The Nova Scotia Department of Energy (NSDOE), in conjunction with researchers from Universite de Moncton and the Applied Geomatics Research Group at Nova Scotia Community College (NSCC), has released maps illustrating provincial wind resources that, if developed for wind power generation, could help the province meet a 20% renewables mandate. As the province gears up for new generation development, the government is working quickly to provide the municipal entities in charge of approving new wind farm proposals with recommended siting and approvals best practices.
The new wind resource maps, which are available online to the general public for download in portable document format at no charge, show wind speeds at 30 meters (m), 50 m and 80 m and include data for up to 10 kilometers offshore. The NSCC group soon will update the wind map Web site to include interactive geographic information system options.
“The interactive portion of the Web site will allow users to gain access to the wind resource modeling that was done and view that information with a number of other layers, such as roads, lakes, rivers, transmission lines and provincial national parks,” says David Colville, NSCC lead researcher on the project. “Users can browse any portion of the province to locate areas by way of the various features and get a sense of the wind potential with respect to other features that one needs to take into account when looking at developing a project.”

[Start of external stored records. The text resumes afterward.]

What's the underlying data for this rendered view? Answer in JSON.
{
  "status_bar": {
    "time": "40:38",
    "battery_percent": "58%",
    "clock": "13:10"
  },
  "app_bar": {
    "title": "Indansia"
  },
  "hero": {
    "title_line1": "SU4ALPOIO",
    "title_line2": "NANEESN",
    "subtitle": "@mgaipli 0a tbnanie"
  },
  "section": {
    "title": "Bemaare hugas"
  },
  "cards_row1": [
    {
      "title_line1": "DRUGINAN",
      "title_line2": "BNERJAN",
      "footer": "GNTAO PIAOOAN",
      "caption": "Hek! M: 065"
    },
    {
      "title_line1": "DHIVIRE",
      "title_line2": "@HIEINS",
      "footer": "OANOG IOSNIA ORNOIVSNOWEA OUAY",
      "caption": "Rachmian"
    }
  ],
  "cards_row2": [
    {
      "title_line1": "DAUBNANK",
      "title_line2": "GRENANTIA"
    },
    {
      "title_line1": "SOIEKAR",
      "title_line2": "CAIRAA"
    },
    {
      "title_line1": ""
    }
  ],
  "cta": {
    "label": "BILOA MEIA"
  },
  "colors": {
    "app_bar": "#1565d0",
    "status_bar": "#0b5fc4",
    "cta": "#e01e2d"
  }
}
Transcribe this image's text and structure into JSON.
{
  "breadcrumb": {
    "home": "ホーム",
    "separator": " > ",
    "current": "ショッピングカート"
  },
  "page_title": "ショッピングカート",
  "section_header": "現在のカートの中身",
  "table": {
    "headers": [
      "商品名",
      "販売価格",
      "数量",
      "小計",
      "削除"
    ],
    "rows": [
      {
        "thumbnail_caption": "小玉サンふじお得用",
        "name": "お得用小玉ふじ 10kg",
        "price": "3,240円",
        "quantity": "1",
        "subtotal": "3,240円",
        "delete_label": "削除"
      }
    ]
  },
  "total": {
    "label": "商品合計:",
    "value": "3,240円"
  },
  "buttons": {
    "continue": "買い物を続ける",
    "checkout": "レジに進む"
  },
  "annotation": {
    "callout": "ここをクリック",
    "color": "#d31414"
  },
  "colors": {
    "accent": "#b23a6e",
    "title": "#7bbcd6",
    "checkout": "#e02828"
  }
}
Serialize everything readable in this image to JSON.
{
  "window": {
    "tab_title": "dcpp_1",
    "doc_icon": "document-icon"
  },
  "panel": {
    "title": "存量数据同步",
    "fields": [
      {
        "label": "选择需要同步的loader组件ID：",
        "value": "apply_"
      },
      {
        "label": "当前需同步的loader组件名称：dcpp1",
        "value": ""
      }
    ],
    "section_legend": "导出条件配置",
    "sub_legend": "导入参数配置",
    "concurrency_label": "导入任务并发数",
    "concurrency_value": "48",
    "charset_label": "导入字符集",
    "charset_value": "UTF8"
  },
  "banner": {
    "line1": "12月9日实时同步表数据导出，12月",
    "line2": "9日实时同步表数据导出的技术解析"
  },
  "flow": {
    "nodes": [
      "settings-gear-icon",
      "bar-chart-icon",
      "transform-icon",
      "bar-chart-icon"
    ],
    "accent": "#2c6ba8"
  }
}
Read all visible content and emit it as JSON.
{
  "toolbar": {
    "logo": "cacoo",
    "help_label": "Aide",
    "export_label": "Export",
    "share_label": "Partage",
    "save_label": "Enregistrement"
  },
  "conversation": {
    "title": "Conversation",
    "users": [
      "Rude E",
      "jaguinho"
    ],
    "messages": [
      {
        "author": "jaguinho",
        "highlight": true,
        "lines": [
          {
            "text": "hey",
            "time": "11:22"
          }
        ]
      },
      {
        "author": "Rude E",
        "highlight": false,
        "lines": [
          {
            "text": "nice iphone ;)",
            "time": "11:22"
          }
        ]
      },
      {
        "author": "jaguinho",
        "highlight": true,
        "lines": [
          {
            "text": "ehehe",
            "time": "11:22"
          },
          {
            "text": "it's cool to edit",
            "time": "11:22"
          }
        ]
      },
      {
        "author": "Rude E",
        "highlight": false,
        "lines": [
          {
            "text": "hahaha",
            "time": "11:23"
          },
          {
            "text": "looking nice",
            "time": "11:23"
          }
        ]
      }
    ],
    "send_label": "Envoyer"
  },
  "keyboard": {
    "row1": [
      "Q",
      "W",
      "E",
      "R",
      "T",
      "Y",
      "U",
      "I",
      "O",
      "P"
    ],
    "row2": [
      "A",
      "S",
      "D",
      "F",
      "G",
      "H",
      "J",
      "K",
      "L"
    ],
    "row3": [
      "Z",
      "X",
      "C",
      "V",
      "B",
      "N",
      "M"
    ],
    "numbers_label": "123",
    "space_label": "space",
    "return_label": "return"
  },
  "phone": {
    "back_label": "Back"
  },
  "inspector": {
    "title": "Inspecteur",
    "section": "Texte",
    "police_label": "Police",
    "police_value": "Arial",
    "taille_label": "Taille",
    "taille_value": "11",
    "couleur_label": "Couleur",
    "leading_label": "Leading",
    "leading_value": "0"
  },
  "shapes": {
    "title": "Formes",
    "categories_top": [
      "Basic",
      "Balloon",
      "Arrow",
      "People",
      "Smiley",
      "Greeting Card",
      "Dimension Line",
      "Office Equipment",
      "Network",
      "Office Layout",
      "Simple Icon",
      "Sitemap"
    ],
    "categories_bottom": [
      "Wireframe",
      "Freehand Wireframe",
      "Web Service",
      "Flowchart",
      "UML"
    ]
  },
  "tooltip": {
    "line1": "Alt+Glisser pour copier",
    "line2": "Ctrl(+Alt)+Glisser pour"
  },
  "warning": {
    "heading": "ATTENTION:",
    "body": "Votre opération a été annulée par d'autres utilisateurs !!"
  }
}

The wind maps will allow developers to identify potential project sites for development to help the province meet a target of obtaining 20% of Nova Scotia’s electricity from renewable resources by 2013 that was set by the government in January. Moving the province closer to reaching that target, Halifax-based Nova Scotia Power (NS Power) issued a request for proposals (RFP) for 130 MW of renewable energy in March. Proposals were due to NS Power by Aug. 31, and the utility plans to announce the winning bidders by the end of the year or as soon as power purchase agreements have been secured for the proposed projects, according to a spokesperson for NS Power.
Projects under the RFP must be in service by November 2009 – a fast approaching due date that is putting pressure on the municipal authorities charged with reviewing new generation development applications from the RFP’s winning bidders.
The Union of Nova Scotia Municipalities (UNSM), in cooperation with the NSDOE and Service Nova Scotia and Municipal Relations, released an RFP for consulting services to develop model wind turbine zoning by-laws and best practices for Nova Scotia’s municipalities.
According to the UNSM RFP document, the task of defining how new wind power projects will fit into Nova Scotia’s communities falls to municipalities. The RFP document also notes that “very few municipalities in the province are prepared if wind turbine sites are identified for location in their areas.”
A draft model and guidelines are due under the RFP by Nov. 23, with a final report due before the end of the year. There is “some urgency” to this initiative, says Peggy Crawford, municipal sustainability coordinator for UNSM. “We want to coordinate the guidelines for the municipalities to have as the NS Power proposals are being considered,” she adds.
Shear Wind, a Halifax, Nova Scotia-headquartered renewable energy developer, submitted a bid to NS Power’s RFP at the end of August for a 50 MW to 150 MW wind farm at the company’s north central Nova Scotia project site, called Glen Dhu. The company has since purchased the Merland Wind Project from Barrington Wind Energy Ltd. The Merland, Nova Scotia-based project, which has 50 MW of generation potential, complements Shear Wind's Glen Dhu site and provides strategic options for future expansion of Glen Dhu or for developing a stand-alone project, according to Shear Wind’s President and CEO Michael Magnus.
While the NSDOE’s wind maps reveal the province’s extensive wind resource, Shear Wind does not plan to explore sites beyond Glen Dhu in the near future. The Glen Dhu project, in addition to an excellent resource that Magnus happily notes is validated by the new wind maps, provides up to 220 MW of grid interconnection, says Magnus. A lack of transmission availability, he adds, is a significant deterrent to exploring other locations with viable wind resources in Nova Scotia.